• _Assignment_
Set each entry down exactly as written.

(Component data from apps and pages)
☆ ☆ ☆ ☆ ☆ ☆ ☆

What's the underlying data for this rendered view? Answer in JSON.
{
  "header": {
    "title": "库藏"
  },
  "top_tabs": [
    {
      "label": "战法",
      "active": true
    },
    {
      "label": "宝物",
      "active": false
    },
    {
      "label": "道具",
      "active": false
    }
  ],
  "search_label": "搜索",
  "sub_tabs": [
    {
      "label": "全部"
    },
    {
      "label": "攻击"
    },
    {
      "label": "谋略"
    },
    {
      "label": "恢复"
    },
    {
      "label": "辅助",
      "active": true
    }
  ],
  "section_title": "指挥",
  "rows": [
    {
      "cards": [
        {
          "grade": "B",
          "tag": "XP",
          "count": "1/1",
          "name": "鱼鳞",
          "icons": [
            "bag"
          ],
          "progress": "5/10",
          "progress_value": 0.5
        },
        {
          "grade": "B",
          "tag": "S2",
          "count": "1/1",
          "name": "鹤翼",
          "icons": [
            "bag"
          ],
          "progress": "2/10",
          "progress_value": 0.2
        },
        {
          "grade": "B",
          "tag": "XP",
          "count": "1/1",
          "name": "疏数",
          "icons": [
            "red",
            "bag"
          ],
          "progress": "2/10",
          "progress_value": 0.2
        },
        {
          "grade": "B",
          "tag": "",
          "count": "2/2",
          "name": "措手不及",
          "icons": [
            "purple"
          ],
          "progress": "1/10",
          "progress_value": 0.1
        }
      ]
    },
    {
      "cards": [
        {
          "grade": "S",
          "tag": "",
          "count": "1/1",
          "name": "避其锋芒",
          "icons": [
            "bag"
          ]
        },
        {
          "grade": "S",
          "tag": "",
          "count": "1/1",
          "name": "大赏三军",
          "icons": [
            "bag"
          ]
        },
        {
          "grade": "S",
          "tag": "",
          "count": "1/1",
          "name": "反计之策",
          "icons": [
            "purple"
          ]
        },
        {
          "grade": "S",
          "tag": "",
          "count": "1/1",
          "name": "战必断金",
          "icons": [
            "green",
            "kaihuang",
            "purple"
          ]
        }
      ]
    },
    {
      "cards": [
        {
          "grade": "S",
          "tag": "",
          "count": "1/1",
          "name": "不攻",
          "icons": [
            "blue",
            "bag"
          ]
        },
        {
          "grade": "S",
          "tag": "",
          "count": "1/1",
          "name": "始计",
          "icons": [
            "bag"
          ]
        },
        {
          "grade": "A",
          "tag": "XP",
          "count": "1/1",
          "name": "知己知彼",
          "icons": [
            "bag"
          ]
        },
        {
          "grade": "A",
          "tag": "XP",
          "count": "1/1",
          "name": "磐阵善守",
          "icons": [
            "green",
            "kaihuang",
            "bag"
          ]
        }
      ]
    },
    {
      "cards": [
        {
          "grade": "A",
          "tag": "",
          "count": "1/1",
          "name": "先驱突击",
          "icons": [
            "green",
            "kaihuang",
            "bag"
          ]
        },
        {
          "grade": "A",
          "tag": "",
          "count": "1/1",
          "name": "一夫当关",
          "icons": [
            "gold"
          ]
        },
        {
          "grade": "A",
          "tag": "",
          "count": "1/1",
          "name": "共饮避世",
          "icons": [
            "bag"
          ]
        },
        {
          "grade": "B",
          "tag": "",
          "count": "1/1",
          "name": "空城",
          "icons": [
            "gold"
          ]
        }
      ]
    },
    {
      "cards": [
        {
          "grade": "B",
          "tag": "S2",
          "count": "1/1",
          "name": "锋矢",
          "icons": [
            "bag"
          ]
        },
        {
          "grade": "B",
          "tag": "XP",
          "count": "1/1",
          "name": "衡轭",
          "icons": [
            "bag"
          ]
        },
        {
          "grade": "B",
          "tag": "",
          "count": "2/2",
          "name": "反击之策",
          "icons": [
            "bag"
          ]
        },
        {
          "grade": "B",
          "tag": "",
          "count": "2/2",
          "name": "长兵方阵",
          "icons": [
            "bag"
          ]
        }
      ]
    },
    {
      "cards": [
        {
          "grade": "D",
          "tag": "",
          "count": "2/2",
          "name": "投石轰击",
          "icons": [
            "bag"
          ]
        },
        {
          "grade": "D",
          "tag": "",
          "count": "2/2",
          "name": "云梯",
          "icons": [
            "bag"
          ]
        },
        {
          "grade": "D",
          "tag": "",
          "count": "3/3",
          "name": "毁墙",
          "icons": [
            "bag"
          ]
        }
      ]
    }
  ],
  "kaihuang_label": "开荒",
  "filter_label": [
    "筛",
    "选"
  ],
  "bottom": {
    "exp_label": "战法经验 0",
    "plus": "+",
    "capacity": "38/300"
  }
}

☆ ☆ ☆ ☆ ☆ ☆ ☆

• _Solution below_
What's the underlying data for this rendered view? Answer in JSON.
{
  "header": {
    "title": "库藏"
  },
  "top_tabs": [
    {
      "label": "战法",
      "active": true
    },
    {
      "label": "宝物",
      "active": false
    },
    {
      "label": "道具",
      "active": false
    }
  ],
  "search_label": "搜索",
  "sub_tabs": [
    {
      "label": "全部"
    },
    {
      "label": "攻击"
    },
    {
      "label": "谋略"
    },
    {
      "label": "恢复"
    },
    {
      "label": "辅助",
      "active": true
    }
  ],
  "section_title": "指挥",
  "rows": [
    {
      "cards": [
        {
          "grade": "B",
          "tag": "XP",
          "count": "1/1",
          "name": "鱼鳞",
          "icons": [
            "bag"
          ],
          "progress": "5/10",
          "progress_value": 0.5
        },
        {
          "grade": "B",
          "tag": "S2",
          "count": "1/1",
          "name": "鹤翼",
          "icons": [
            "bag"
          ],
          "progress": "2/10",
          "progress_value": 0.2
        },
        {
          "grade": "B",
          "tag": "XP",
          "count": "1/1",
          "name": "疏数",
          "icons": [
            "red",
            "bag"
          ],
          "progress": "2/10",
          "progress_value": 0.2
        },
        {
          "grade": "B",
          "tag": "",
          "count": "2/2",
          "name": "措手不及",
          "icons": [
            "purple"
          ],
          "progress": "1/10",
          "progress_value": 0.1
        }
      ]
    },
    {
      "cards": [
        {
          "grade": "S",
          "tag": "",
          "count": "1/1",
          "name": "避其锋芒",
          "icons": [
            "bag"
          ]
        },
        {
          "grade": "S",
          "tag": "",
          "count": "1/1",
          "name": "大赏三军",
          "icons": [
            "bag"
          ]
        },
        {
          "grade": "S",
          "tag": "",
          "count": "1/1",
          "name": "反计之策",
          "icons": [
            "purple"
          ]
        },
        {
          "grade": "S",
          "tag": "",
          "count": "1/1",
          "name": "战必断金",
          "icons": [
            "green",
            "kaihuang",
            "purple"
          ]
        }
      ]
    },
    {
      "cards": [
        {
          "grade": "S",
          "tag": "",
          "count": "1/1",
          "name": "不攻",
          "icons": [
            "blue",
            "bag"
          ]
        },
        {
          "grade": "S",
          "tag": "",
          "count": "1/1",
          "name": "始计",
          "icons": [
            "bag"
          ]
        },
        {
          "grade": "A",
          "tag": "XP",
          "count": "1/1",
          "name": "知己知彼",
          "icons": [
            "bag"
          ]
        },
        {
          "grade": "A",
          "tag": "XP",
          "count": "1/1",
          "name": "磐阵善守",
          "icons": [
            "green",
            "kaihuang",
            "bag"
          ]
        }
      ]
    },
    {
      "cards": [
        {
          "grade": "A",
          "tag": "",
          "count": "1/1",
          "name": "先驱突击",
          "icons": [
            "green",
            "kaihuang",
            "bag"
          ]
        },
        {
          "grade": "A",
          "tag": "",
          "count": "1/1",
          "name": "一夫当关",
          "icons": [
            "gold"
          ]
        },
        {
          "grade": "A",
          "tag": "",
          "count": "1/1",
          "name": "共饮避世",
          "icons": [
            "bag"
          ]
        },
        {
          "grade": "B",
          "tag": "",
          "count": "1/1",
          "name": "空城",
          "icons": [
            "gold"
          ]
        }
      ]
    },
    {
      "cards": [
        {
          "grade": "B",
          "tag": "S2",
          "count": "1/1",
          "name": "锋矢",
          "icons": [
            "bag"
          ]
        },
        {
          "grade": "B",
          "tag": "XP",
          "count": "1/1",
          "name": "衡轭",
          "icons": [
            "bag"
          ]
        },
        {
          "grade": "B",
          "tag": "",
          "count": "2/2",
          "name": "反击之策",
          "icons": [
            "bag"
          ]
        },
        {
          "grade": "B",
          "tag": "",
          "count": "2/2",
          "name": "长兵方阵",
          "icons": [
            "bag"
          ]
        }
      ]
    },
    {
      "cards": [
        {
          "grade": "D",
          "tag": "",
          "count": "2/2",
          "name": "投石轰击",
          "icons": [
            "bag"
          ]
        },
        {
          "grade": "D",
          "tag": "",
          "count": "2/2",
          "name": "云梯",
          "icons": [
            "bag"
          ]
        },
        {
          "grade": "D",
          "tag": "",
          "count": "3/3",
          "name": "毁墙",
          "icons": [
            "bag"
          ]
        }
      ]
    }
  ],
  "kaihuang_label": "开荒",
  "filter_label": [
    "筛",
    "选"
  ],
  "bottom": {
    "exp_label": "战法经验 0",
    "plus": "+",
    "capacity": "38/300"
  }
}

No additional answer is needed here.